Navigation Links
Klinefelter's syndrome

Klinefelter's syndrome is a condition caused by a chromosome abnormality in males (specifically, a nondisjunction); sufferers have a pair of X sex chromosomes instead of just one. It is named after Harry Klinefelter , the medical researcher who first described this syndrome in 1942.

Human males usually have an XY karyotype. The XXY chromosome arrangement is one of the most common genetic abnormalities, occurring in about 1 in 1,000 male births, but the symptoms that may result from having the extra chromosome are less common. Because of this extra chromosome, individuals with the abnormality are usually referred to as "XXY Males" rather than as "suffering from Klinefelter's syndrome."

In mammals with more than one X chromosome, the genes on all but one X chromosome are barred from being expressed. This happens in XXY males as well as XX females. A few genes, however, have corresponding genes on the Y chromosome and are not barred. These triploid genes in XXY males may be responsible for the symptoms of Klinefelter's syndrome.

In adults, the syndrome is characterised by gynecomastia (enlarged breasts), a rounded body type with abnormal body proportions, sparse facial and body hair, small testes, and an inability to produce sperm. Most XXY males have some degree of language impairment as well. The syndrome is associated with an increased risk of breast cancer, pulmonary disease , varicose veins, and osteoporosis.

The condition was identified in 1942 by Dr. Harry Klinefelter in Boston. The cause was not found until the 1950s. The condition is incurable, but its symptoms can be treated in a number of ways, including testosterone treatment and other therapies.

While the gender identity of people with XXY karyotype is usually male, the number of people with a female gender identity among them seems to be higher than could statistically be expected if those cases were indeed, as the current medical opinion assesses, mere coincidences of people having both gender identity disorder and Klinefelter's independently from each other. This observation however is based on the reports of support groups for transgender and transsexual people, no scientific study on this subject has been done. The fact that a person undergoing treatment for gender identity disorder has Klinefelter's syndrome is often missed or the patient is not told, although in many jurisdictions this additional diagnosis can have legal consequences, for example regarding name change.

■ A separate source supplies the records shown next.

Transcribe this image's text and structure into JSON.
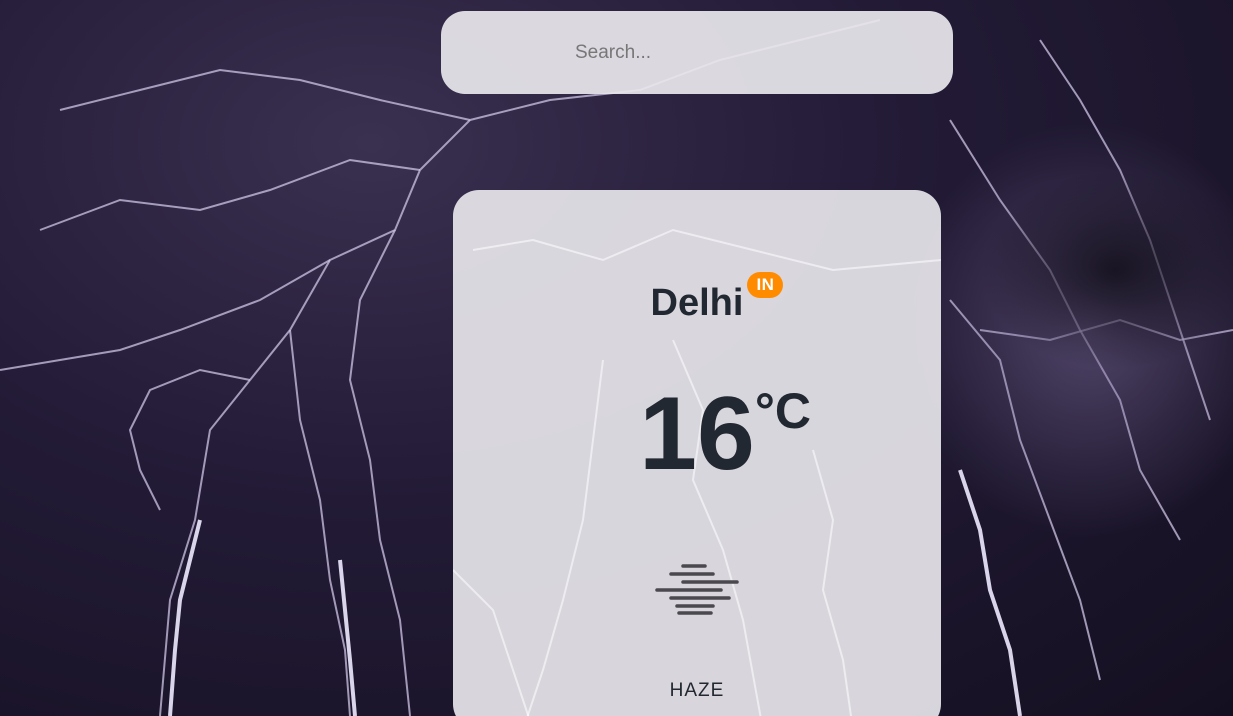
{
  "search": {
    "placeholder": "Search..."
  },
  "weather": {
    "city": "Delhi",
    "country": "IN",
    "temperature": "16",
    "unit": "°C",
    "description": "HAZE",
    "icon": "haze-icon"
  },
  "colors": {
    "accent": "#ff8c00",
    "text": "#222831",
    "card": "#e8e6ec"
  }
}
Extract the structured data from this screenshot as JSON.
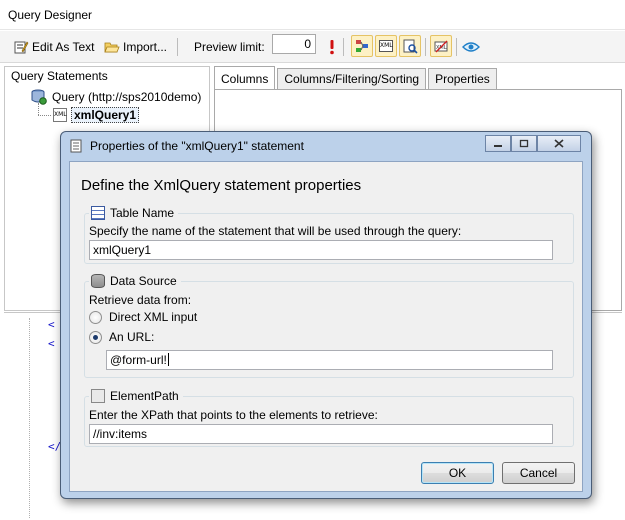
{
  "window": {
    "title": "Query Designer"
  },
  "toolbar": {
    "edit_as_text": "Edit As Text",
    "import": "Import...",
    "preview_limit_label": "Preview limit:",
    "preview_limit_value": "0",
    "tool_icons": [
      "run-icon",
      "schema-icon",
      "xml-icon",
      "find-icon",
      "xml-edit-icon",
      "eye-icon"
    ]
  },
  "left_pane": {
    "header": "Query Statements",
    "root_label": "Query (http://sps2010demo)",
    "child_label": "xmlQuery1",
    "child_icon_text": "XML"
  },
  "tabs": [
    "Columns",
    "Columns/Filtering/Sorting",
    "Properties"
  ],
  "code": {
    "frag1": "<",
    "frag2": "<",
    "frag3": "</"
  },
  "dialog": {
    "title": "Properties of the \"xmlQuery1\" statement",
    "heading": "Define the XmlQuery statement properties",
    "table_name": {
      "legend": "Table Name",
      "description": "Specify the name of the statement that will be used through the query:",
      "value": "xmlQuery1"
    },
    "data_source": {
      "legend": "Data Source",
      "retrieve_label": "Retrieve data from:",
      "option_direct": "Direct XML input",
      "option_url": "An URL:",
      "selected": "An URL:",
      "url_value": "@form-url!"
    },
    "element_path": {
      "legend": "ElementPath",
      "description": "Enter the XPath that points to the elements to retrieve:",
      "value": "//inv:items"
    },
    "ok_label": "OK",
    "cancel_label": "Cancel"
  },
  "colors": {
    "dialog_frame": "#bcd1ea",
    "dialog_client": "#f0f0f0",
    "selection": "#fdf1c5"
  }
}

Also, the medical treatment may have to be adapted.

External links

See also


(Date:8/22/2014)... French . NAIROBI (22 ... soils looming as a major threat to food security across ... the last five years, 1.7 million African farmers in 13 ... hectares and helped them double or even triple crop yields. ... in Africa (AGRA) focuses on intensive efforts initiated five years ...
(Date:8/22/2014)... 2014 Diabetes affects nearly 10 percent of ... diabetics: constant finger pricking to test blood glucose ... reports the development of a protein that could ... for diabetes patients. In the American Chemical Society,s ... shows off her "designer protein" that could eventually ...
(Date:8/22/2014)... MD FASEB MARC (Maximizing Access to Research Careers) ... FASEB Grant Writing Seminar & Practical Exercises Workshop which ... Bethesda, Maryland from August 25-26, 2014. These awards ... and research scientists from underrepresented groups in the the ... This year MARC conferred 11 awards totaling $20,350. , ...
Breaking Biology News(10 mins):Effort to confront Africa's soil health crisis helps millions of farmers triple yields 2Effort to confront Africa's soil health crisis helps millions of farmers triple yields 3Effort to confront Africa's soil health crisis helps millions of farmers triple yields 4
... light on the causes of Parkinson,s disease, researchers report that ... mitochondria. A shutdown in fuel can have devastating effects on ... energy despite making up only 2 percent of body weight. ... FDA approved drugs early on may prevent or delay the ...
... CAMBRIDGE, Mass. -- By creating a better way to ... with MIT,s Picower Institute for Learning and Memory and the ... synapse formation. These studies could also help further understanding of ... and Fragile X syndrome. The study will appear in the ...
... their dosages may be standardized, but not every patient ... personal genetic characteristics of individuals and populations can explain ... not another, so medical researchers are adopting the new ... lab is leading the way. Dr. Noam ...
Cached Biology News:In Parkinson's disease, brain cells abandon mitochondria, researchers report 2In Parkinson's disease, brain cells abandon mitochondria, researchers report 3MIT researchers develop a better way to see molecules at work in living brain cells 2An X-ray for your genes 2
Other biology definitionOther Tags